I thought i was old but Mick, cooking on a black range, TV in its infancy, wow. No need for apologies, love your posts old guy.

To Mick on Monotype and others

Well, yes, even in this Great Southern Land (a Continent which is one nation with no border but the sea) we talk about South America and North America, even though we have heard of the United States. At present we are doing that, talking to each other.

I have much enjoyed reading briar press comment, learned a few things.

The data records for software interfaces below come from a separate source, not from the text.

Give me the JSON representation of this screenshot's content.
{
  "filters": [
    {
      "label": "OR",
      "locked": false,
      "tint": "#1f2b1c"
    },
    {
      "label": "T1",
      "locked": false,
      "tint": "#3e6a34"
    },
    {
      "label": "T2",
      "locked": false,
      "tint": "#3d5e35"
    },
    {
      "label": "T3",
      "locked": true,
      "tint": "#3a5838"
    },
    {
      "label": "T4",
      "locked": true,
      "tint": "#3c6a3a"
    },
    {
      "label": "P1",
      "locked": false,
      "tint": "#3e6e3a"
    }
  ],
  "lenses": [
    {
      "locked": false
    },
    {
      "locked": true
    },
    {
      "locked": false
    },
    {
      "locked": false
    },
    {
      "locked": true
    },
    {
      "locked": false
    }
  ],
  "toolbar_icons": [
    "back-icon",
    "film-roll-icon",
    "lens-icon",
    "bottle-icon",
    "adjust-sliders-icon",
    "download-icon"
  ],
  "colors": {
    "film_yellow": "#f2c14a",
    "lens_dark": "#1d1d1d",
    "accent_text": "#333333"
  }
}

Even that there are some different kinds of printing.


to all

Typehigh is typehigh, .918, and that’s that.


Alan, that is unless you are in Germany, France, Italy, the Netherlands, Spain, etc.


to kimaboe and platenprinter

Do you use more than one typehigh, but I acknowledge my failure to remember that there are several; maybe some printers use presses of different standards in the one shop?

At a small town (Coonabarabran) in New South Wales, Australia, one Linotype was fitted for use with Rogers Rule System matrices, while the others used normal drive-depth matrices. But if a few of the wrong matrices accidentally got into the wrong machine, sometimes the blunder stood out very well, and proofreading usuallly showed up the vice-versa error. All their typehighs were meant to be standard, .918.


There was a trick which produced a linotype slug slightly over typehigh, sometimes the compositor became aware of what had happened, and abused the linotype operator accordingly. But it’s a dangerous trick, similar to deliberately introducing a mis-spelling of a person’s name into ordinary text. We tried to ban such tricks. One lino operator inserted an insult to a football player, forgot to correct it, next morning went to editor to confess.

The Prime Minister of Australia at one time had the name of Menzies, originally pronounced Mingays (like Chumley for Cholmondelay), so he was given the nickname of Ming the Merciless, from a movie serial which was popular with the kids as science fiction. Of course, the journalists used the slug (catchline) of MING which we tried to explain was dangerous because occasionally a slugname line was left in the forme.


Alan, I do actually have fonts of varying type heights, usually not too much of a problem as a little bit of make-ready will sort that out.

This is an international forum, few things fit “…and that is that” :)


In case anyone is looking for it online, the book ‘The Practice of Presswork’ (Pittsburgh 1919) recommended in one of the many useful posts in this thread is by Craig Spicher, not Spicer. Another old text I have found useful (as a rank beginner) is the two volumes of ‘Modern Printing’ by John Southward (I have the 6th edition of Vol 1, Leicester 1933 and 4th ed. of Vol. 2, London 1922). These are particularly useful in their very detailed descriptions of equipment, which helps a lot when trying to understand stuff for sale on eBay etc. Southward’s books are perhaps easier to find in Australia, with its British heritage, than in the USA.